The Kentucky Department of Agriculture has announced that it will continue operating under the 2014 Farm Bill for one more year. KDA stated that the decision was made responsibly move Kentucky’s hemp industry into the next phase in 2021 and beyond.
Kentucky Agriculture Commissioner Ryan Quarles said his decision came after a number of discussions with the KDA team and industry stakeholders in Kentucky. Given the national hemp market’s volatility, he believes this decision provides as much stability for growers and processors as possible.
"The industry has changed dramatically, but the national hemp marketplace is experiencing some real challenges," Quarles stated, "I believe that the best thing a regulatory agency can provide is certainty."
In October, the United States Department of Agriculture (USDA) published an Interim Final Rule (IFR) which established the federal regulatory framework for industrial hemp growth in the United States and gave states an option to operate their current programs for the 2020 growing year. Kentucky will operate its program under the pilot status provision of the 2014 Farm Bill for the 2020 growing year and use the extension to continue discussions with key stakeholders and USDA.

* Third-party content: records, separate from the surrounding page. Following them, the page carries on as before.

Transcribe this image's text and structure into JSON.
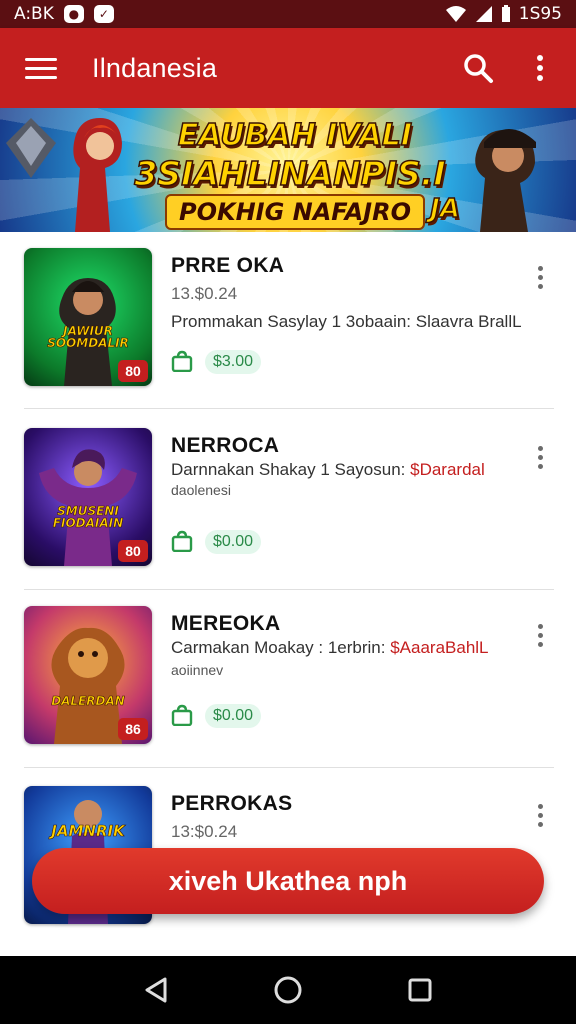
{
  "status_bar": {
    "time": "A:BK",
    "battery_text": "1S95"
  },
  "app_bar": {
    "title": "Ilndanesia"
  },
  "banner": {
    "line1": "EAUBAH IVALI",
    "line2": "3SIAHLINANPIS.I",
    "line3": "POKHIG NAFAJRO",
    "line4": "JA"
  },
  "items": [
    {
      "title": "PRRE OKA",
      "subtitle": "13.$0.24",
      "description": "Prommakan Sasylay 1 3obaain: Slaavra BrallL",
      "description_accent": "",
      "extra": "",
      "price": "$3.00",
      "badge": "80",
      "thumb_title": "JAWIUR SOOMDALIR",
      "colors": [
        "#0c7a2a",
        "#1fe06a"
      ]
    },
    {
      "title": "NERROCA",
      "subtitle": "",
      "description": "Darnnakan Shakay 1 Sayosun: ",
      "description_accent": "$Darardal",
      "extra": "daolenesi",
      "price": "$0.00",
      "badge": "80",
      "thumb_title": "SMUSENI FIODAIAIN",
      "colors": [
        "#2a0d66",
        "#6b36f0"
      ]
    },
    {
      "title": "MEREOKA",
      "subtitle": "",
      "description": "Carmakan Moakay : 1erbrin: ",
      "description_accent": "$AaaraBahlL",
      "extra": "aoiinnev",
      "price": "$0.00",
      "badge": "86",
      "thumb_title": "DALERDAN",
      "colors": [
        "#7a1e86",
        "#f07a28"
      ]
    },
    {
      "title": "PERROKAS",
      "subtitle": "13:$0.24",
      "description": "",
      "description_accent": "",
      "extra": "",
      "price": "",
      "badge": "",
      "thumb_title": "JAMNRIK",
      "colors": [
        "#123a9a",
        "#3fa0ff"
      ]
    }
  ],
  "fab": {
    "label": "xiveh Ukathea nph"
  }
}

The KDA will be submitting comments to the USDA about the interim final rule before the January 29th deadline, and has encouraged industry stakeholders to submit comments to USDA about the interim final rule before the January 29 deadline. In his statement, Commissioner Quarles thanked USDA Under Secretary Greg Ibach and his team for spending time with his staff discussing the IFR and the suggested guidelines. KDA will continue to work with USDA while planning to file a State Plan later this year for Kentucky’s hemp program in 2021 and beyond.